Business advocates said the measures would both lead to widespread wage inflation, which can't be absorbed by employers.

Kevin Burgos, who works at Dunkin Donuts in Hartford, has been campaigning for fair pay for fast food workers. He spoke in favor of both bills.

But business advocates said the measures would both lead to widespread wage inflation, which can't be absorbed by employers. The National Federation of Independent Business called the minimum wage proposal more of a fashionable political trend than a thoughtful economic policy.

Last year, the minimum wage provoked some sharp battles as legislation made its way through the state house and senate. After a victory for supporters of a raise, few on either side would have thought the issue would be back again so soon. It's on the agenda, as Governor Dannel Malloy said he wants to see the wage increase to $10.10 by 2017. Business advocates are once again preparing to fight.

"When you are increasing the minimum wage, you really are changing the amount of opportunities that there may be for the youth out there," said Bonnie Stewart of the Connecticut Business and Industry Association. "We're already seeing higher youth unemployment in Connecticut than we've seen in a long time, and each time the minimum wage goes up, unfortunately, so does the percentage of unemployed youth."

The committee also considered a bill that would impose fines on big companies that don't pay their workers what's being termed a standard wage -- the median for that occupation. Its supporters, including the Working Families Party, said it would keep the state from having to provide subsidies for corporations in the form of Medicaid, and other assistance programs, when they don't pay a living wage.

Stewart said it's just another way to make Connecticut less business friendly. "This is a matter that, if this measure is adopted," she said, "would make Connecticut so much less competitive than we already are, and that's a big problem."

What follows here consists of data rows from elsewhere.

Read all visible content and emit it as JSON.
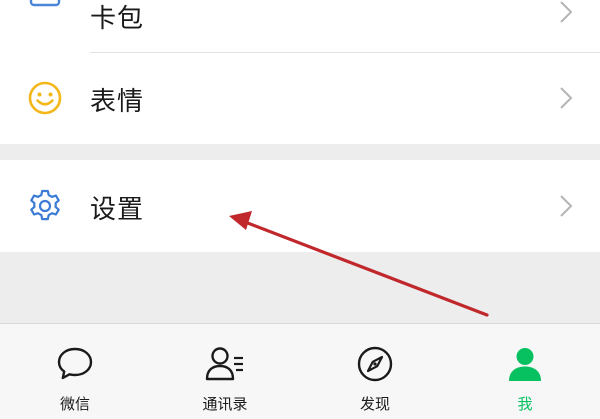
{
  "menu": {
    "items": [
      {
        "label": "卡包",
        "icon": "card-wallet-icon"
      },
      {
        "label": "表情",
        "icon": "smiley-icon"
      },
      {
        "label": "设置",
        "icon": "gear-icon"
      }
    ]
  },
  "tabbar": {
    "tabs": [
      {
        "label": "微信",
        "icon": "chat-bubble-icon",
        "active": false
      },
      {
        "label": "通讯录",
        "icon": "contacts-icon",
        "active": false
      },
      {
        "label": "发现",
        "icon": "compass-icon",
        "active": false
      },
      {
        "label": "我",
        "icon": "person-icon",
        "active": true
      }
    ]
  },
  "colors": {
    "accent": "#07c160",
    "annotation_arrow": "#c0282c",
    "settings_icon": "#3a7bd5",
    "stickers_icon": "#f3b71a",
    "cards_icon": "#4a86d8"
  }
}
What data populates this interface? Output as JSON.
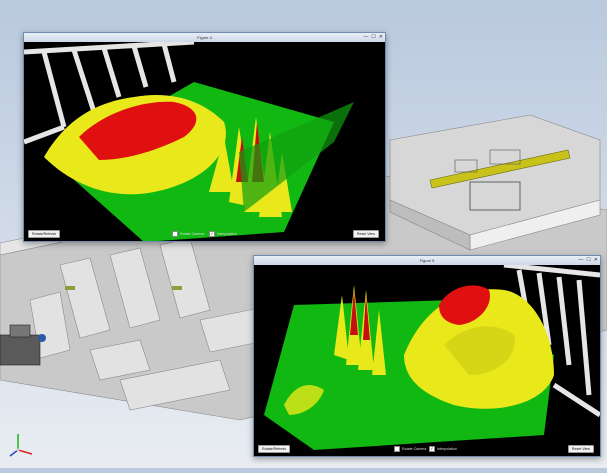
{
  "windows": [
    {
      "id": "figure-top",
      "title": "Figure 4",
      "controls": {
        "minimize": "—",
        "maximize": "☐",
        "close": "✕"
      },
      "buttons": {
        "left": "Rotate/Refresh",
        "right": "Reset View"
      },
      "toggles": [
        {
          "label": "Rotate Camera",
          "checked": false
        },
        {
          "label": "Interpolation",
          "checked": true
        }
      ]
    },
    {
      "id": "figure-bottom",
      "title": "Figure 5",
      "controls": {
        "minimize": "—",
        "maximize": "☐",
        "close": "✕"
      },
      "buttons": {
        "left": "Rotate/Refresh",
        "right": "Reset View"
      },
      "toggles": [
        {
          "label": "Rotate Camera",
          "checked": false
        },
        {
          "label": "Interpolation",
          "checked": true
        }
      ]
    }
  ],
  "colors": {
    "surface_low": "#12b812",
    "surface_mid": "#e8e81a",
    "surface_high": "#e01010",
    "background_cad": "#cfd9e7",
    "canvas_bg": "#000000"
  },
  "icons": [
    "axis-triad-icon",
    "close-icon",
    "maximize-icon",
    "minimize-icon"
  ]
}
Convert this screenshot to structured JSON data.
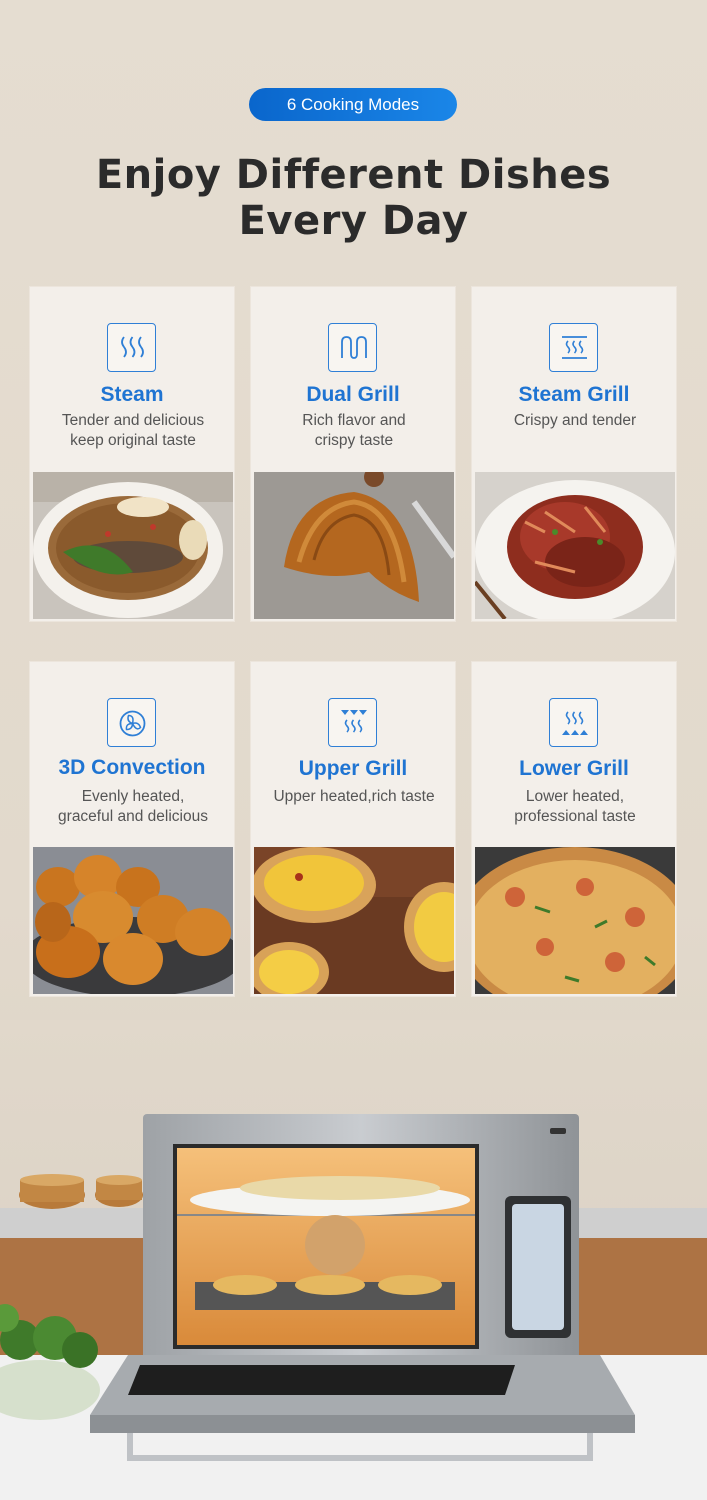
{
  "badge": {
    "label": "6 Cooking Modes"
  },
  "headline": {
    "line1": "Enjoy Different Dishes",
    "line2": "Every Day"
  },
  "colors": {
    "accent": "#1f74d2",
    "badge_start": "#0a66cc",
    "badge_end": "#1a86e8",
    "background": "#e5ddd1"
  },
  "modes": [
    {
      "title": "Steam",
      "desc_line1": "Tender and delicious",
      "desc_line2": "keep original taste",
      "icon": "steam-icon",
      "photo": "soup-photo"
    },
    {
      "title": "Dual Grill",
      "desc_line1": "Rich flavor and",
      "desc_line2": "crispy taste",
      "icon": "dual-grill-icon",
      "photo": "croissant-photo"
    },
    {
      "title": "Steam Grill",
      "desc_line1": "Crispy and tender",
      "desc_line2": "",
      "icon": "steam-grill-icon",
      "photo": "shredded-meat-photo"
    },
    {
      "title": "3D Convection",
      "desc_line1": "Evenly heated,",
      "desc_line2": "graceful and delicious",
      "icon": "fan-icon",
      "photo": "roast-potatoes-photo"
    },
    {
      "title": "Upper Grill",
      "desc_line1": "Upper heated,rich taste",
      "desc_line2": "",
      "icon": "upper-grill-icon",
      "photo": "egg-tarts-photo"
    },
    {
      "title": "Lower Grill",
      "desc_line1": "Lower heated,",
      "desc_line2": "professional taste",
      "icon": "lower-grill-icon",
      "photo": "pizza-photo"
    }
  ]
}
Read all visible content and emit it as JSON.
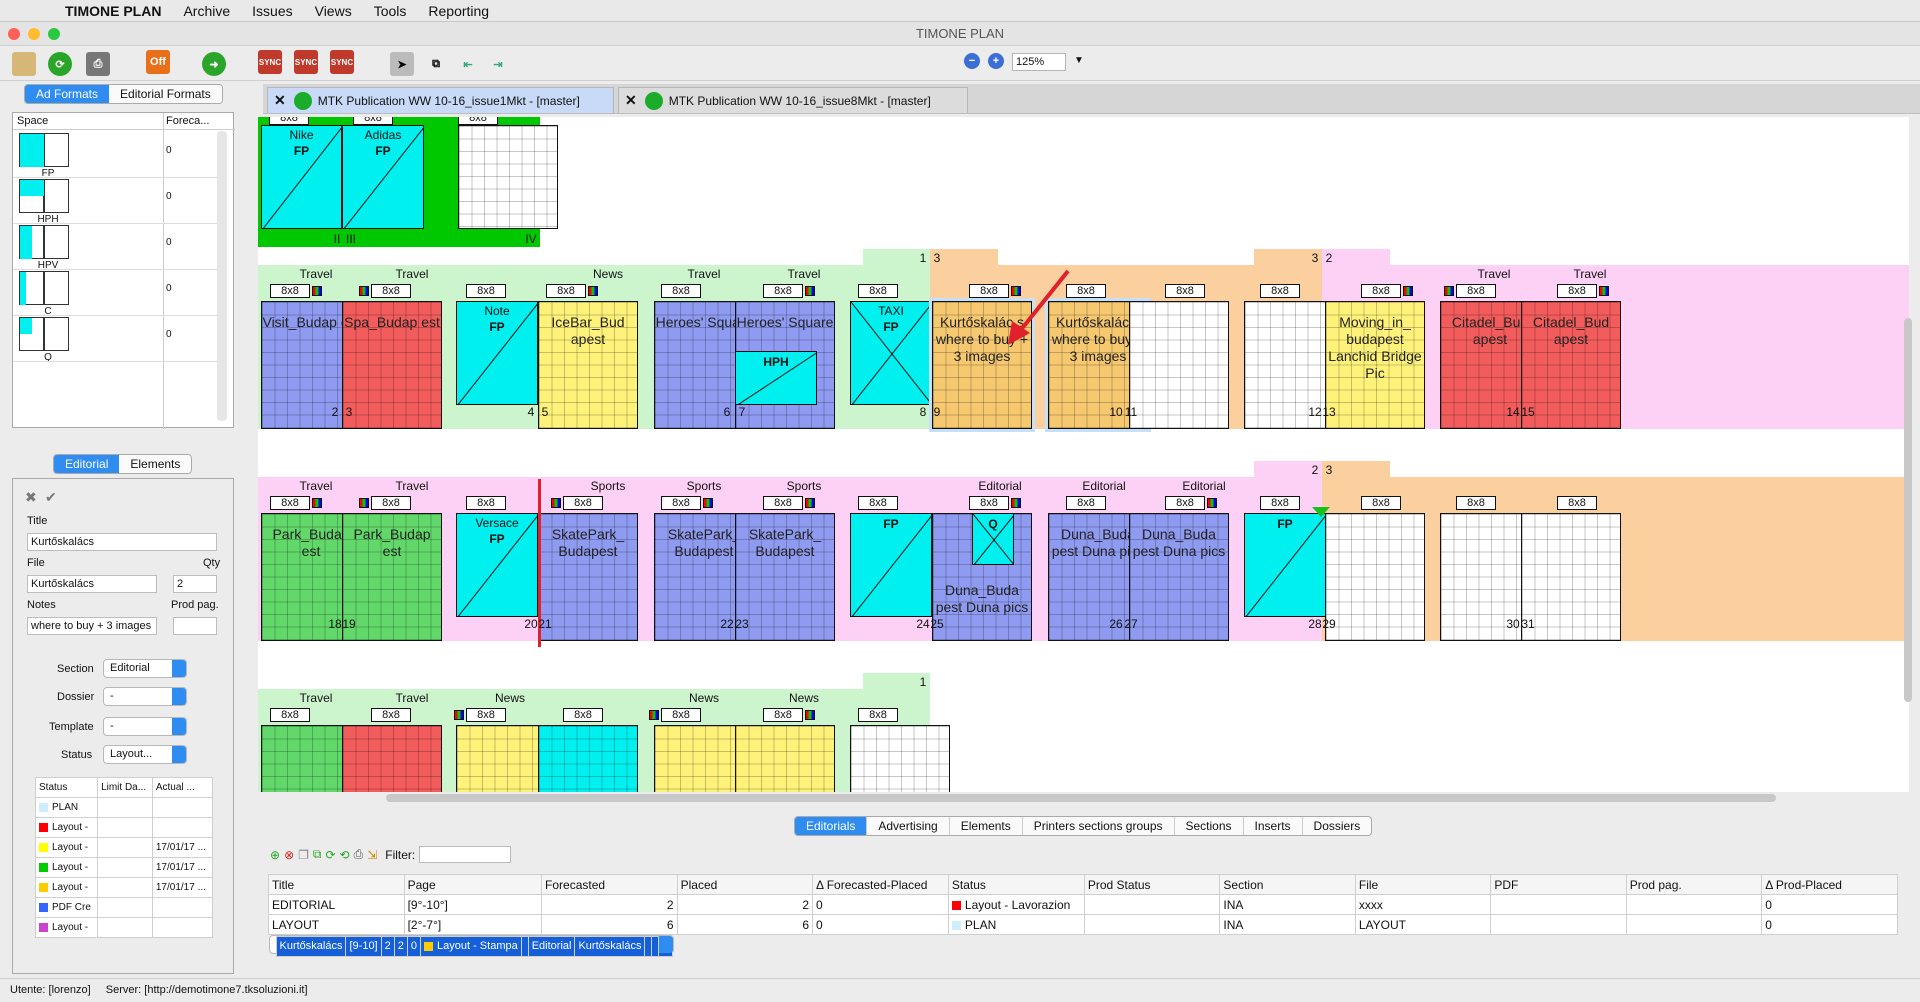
{
  "menu": {
    "app": "TIMONE PLAN",
    "items": [
      "Archive",
      "Issues",
      "Views",
      "Tools",
      "Reporting"
    ]
  },
  "window": {
    "title": "TIMONE PLAN"
  },
  "toolbar": {
    "zoom": "125%",
    "off_label": "Off",
    "sync_label": "SYNC"
  },
  "left": {
    "tabs": [
      "Ad Formats",
      "Editorial Formats"
    ],
    "formats_header": [
      "Space",
      "Foreca..."
    ],
    "formats": [
      {
        "name": "FP",
        "forecast": "0"
      },
      {
        "name": "HPH",
        "forecast": "0"
      },
      {
        "name": "HPV",
        "forecast": "0"
      },
      {
        "name": "C",
        "forecast": "0"
      },
      {
        "name": "Q",
        "forecast": "0"
      }
    ],
    "editor_tabs": [
      "Editorial",
      "Elements"
    ],
    "title_label": "Title",
    "title_value": "Kurtőskalács",
    "file_label": "File",
    "file_value": "Kurtőskalács",
    "qty_label": "Qty",
    "qty_value": "2",
    "notes_label": "Notes",
    "notes_value": "where to buy + 3 images",
    "prodpag_label": "Prod pag.",
    "section_label": "Section",
    "section_value": "Editorial",
    "dossier_label": "Dossier",
    "dossier_value": "-",
    "template_label": "Template",
    "template_value": "-",
    "status_label": "Status",
    "status_value": "Layout...",
    "status_header": [
      "Status",
      "Limit Da...",
      "Actual ..."
    ],
    "status_rows": [
      {
        "color": "#cceeff",
        "name": "PLAN",
        "limit": "",
        "actual": ""
      },
      {
        "color": "#ff0000",
        "name": "Layout -",
        "limit": "",
        "actual": ""
      },
      {
        "color": "#ffff00",
        "name": "Layout -",
        "limit": "",
        "actual": "17/01/17 ..."
      },
      {
        "color": "#00cc00",
        "name": "Layout -",
        "limit": "",
        "actual": "17/01/17 ..."
      },
      {
        "color": "#ffcc00",
        "name": "Layout -",
        "limit": "",
        "actual": "17/01/17 ..."
      },
      {
        "color": "#3366ff",
        "name": "PDF Cre",
        "limit": "",
        "actual": ""
      },
      {
        "color": "#cc44cc",
        "name": "Layout -",
        "limit": "",
        "actual": ""
      }
    ]
  },
  "doc_tabs": [
    "MTK Publication WW 10-16_issue1Mkt - [master]",
    "MTK Publication WW 10-16_issue8Mkt - [master]"
  ],
  "plan": {
    "tag": "8x8",
    "cover": [
      {
        "num": "II",
        "ad": "Nike",
        "fmt": "FP"
      },
      {
        "num": "III",
        "ad": "Adidas",
        "fmt": "FP"
      },
      {
        "num": "IV"
      }
    ],
    "row1_marks": [
      "1",
      "3",
      "3",
      "2"
    ],
    "row1_sections": [
      "Travel",
      "Travel",
      "News",
      "Travel",
      "Travel",
      "Travel",
      "Travel"
    ],
    "row1_pages": [
      "2",
      "3",
      "4",
      "5",
      "6",
      "7",
      "8",
      "9",
      "10",
      "11",
      "12",
      "13",
      "14",
      "15"
    ],
    "row1_titles": {
      "p2": "Visit_Budap est",
      "p3": "Spa_Budap est",
      "p5": "IceBar_Bud apest",
      "p6": "Heroes' Square",
      "p7": "Heroes' Square",
      "p9": "Kurtőskalác s where to buy + 3 images",
      "p10": "Kurtőskalác s where to buy + 3 images",
      "p13": "Moving_in_ budapest Lanchid Bridge Pic",
      "p14": "Citadel_Bud apest",
      "p15": "Citadel_Bud apest"
    },
    "row1_ads": {
      "p4_name": "Note",
      "p4_fmt": "FP",
      "p7_fmt": "HPH",
      "p8_name": "TAXI",
      "p8_fmt": "FP"
    },
    "row2_marks": [
      "2",
      "3"
    ],
    "row2_sections": [
      "Travel",
      "Travel",
      "Sports",
      "Sports",
      "Sports",
      "Editorial",
      "Editorial",
      "Editorial"
    ],
    "row2_pages": [
      "18",
      "19",
      "20",
      "21",
      "22",
      "23",
      "24",
      "25",
      "26",
      "27",
      "28",
      "29",
      "30",
      "31"
    ],
    "row2_titles": {
      "p18": "Park_Budap est",
      "p19": "Park_Budap est",
      "p21": "SkatePark_ Budapest",
      "p22": "SkatePark_ Budapest",
      "p23": "SkatePark_ Budapest",
      "p25": "Duna_Buda pest Duna pics",
      "p26": "Duna_Buda pest Duna pics",
      "p27": "Duna_Buda pest Duna pics"
    },
    "row2_ads": {
      "p20_name": "Versace",
      "p20_fmt": "FP",
      "p24_fmt": "FP",
      "p25_fmt": "Q",
      "p28_fmt": "FP"
    },
    "row3_marks": [
      "1"
    ],
    "row3_sections": [
      "Travel",
      "Travel",
      "News",
      "News",
      "News"
    ]
  },
  "bottom": {
    "tabs": [
      "Editorials",
      "Advertising",
      "Elements",
      "Printers sections groups",
      "Sections",
      "Inserts",
      "Dossiers"
    ],
    "filter_label": "Filter:",
    "columns": [
      "Title",
      "Page",
      "Forecasted",
      "Placed",
      "Δ Forecasted-Placed",
      "Status",
      "Prod Status",
      "Section",
      "File",
      "PDF",
      "Prod pag.",
      "Δ Prod-Placed"
    ],
    "rows": [
      {
        "title": "EDITORIAL",
        "page": "[9°-10°]",
        "forecasted": "2",
        "placed": "2",
        "delta": "0",
        "status": "Layout - Lavorazion",
        "status_color": "#ff0000",
        "prod": "",
        "section": "INA",
        "file": "xxxx",
        "pdf": "",
        "prodpag": "",
        "delta2": "0"
      },
      {
        "title": "LAYOUT",
        "page": "[2°-7°]",
        "forecasted": "6",
        "placed": "6",
        "delta": "0",
        "status": "PLAN",
        "status_color": "#cceeff",
        "prod": "",
        "section": "INA",
        "file": "LAYOUT",
        "pdf": "",
        "prodpag": "",
        "delta2": "0"
      },
      {
        "title": "Kurtőskalács",
        "page": "[9-10]",
        "forecasted": "2",
        "placed": "2",
        "delta": "0",
        "status": "Layout - Stampa",
        "status_color": "#ffcc00",
        "prod": "",
        "section": "Editorial",
        "file": "Kurtőskalács",
        "pdf": "",
        "prodpag": "",
        "delta2": "0"
      }
    ]
  },
  "status": {
    "user": "Utente: [lorenzo]",
    "server": "Server: [http://demotimone7.tksoluzioni.it]"
  },
  "colors": {
    "accent": "#2f8cf0",
    "cyan": "#00f0f0",
    "blue_page": "#8e9bf0",
    "red_page": "#f25c5c",
    "yellow_page": "#fff27a",
    "green_page": "#62d86a",
    "orange_page": "#f6c870",
    "green_bg": "#cdf5cd",
    "pink_bg": "#fdd0f5",
    "orange_bg": "#fbcf9e"
  }
}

One bill the business community is keen to see passed is an adjustment to worker's comp cases, which attempts to set a standard for hospital fees when employers are footing the bill. In all, the Labor Committee is looking at 19 different bills.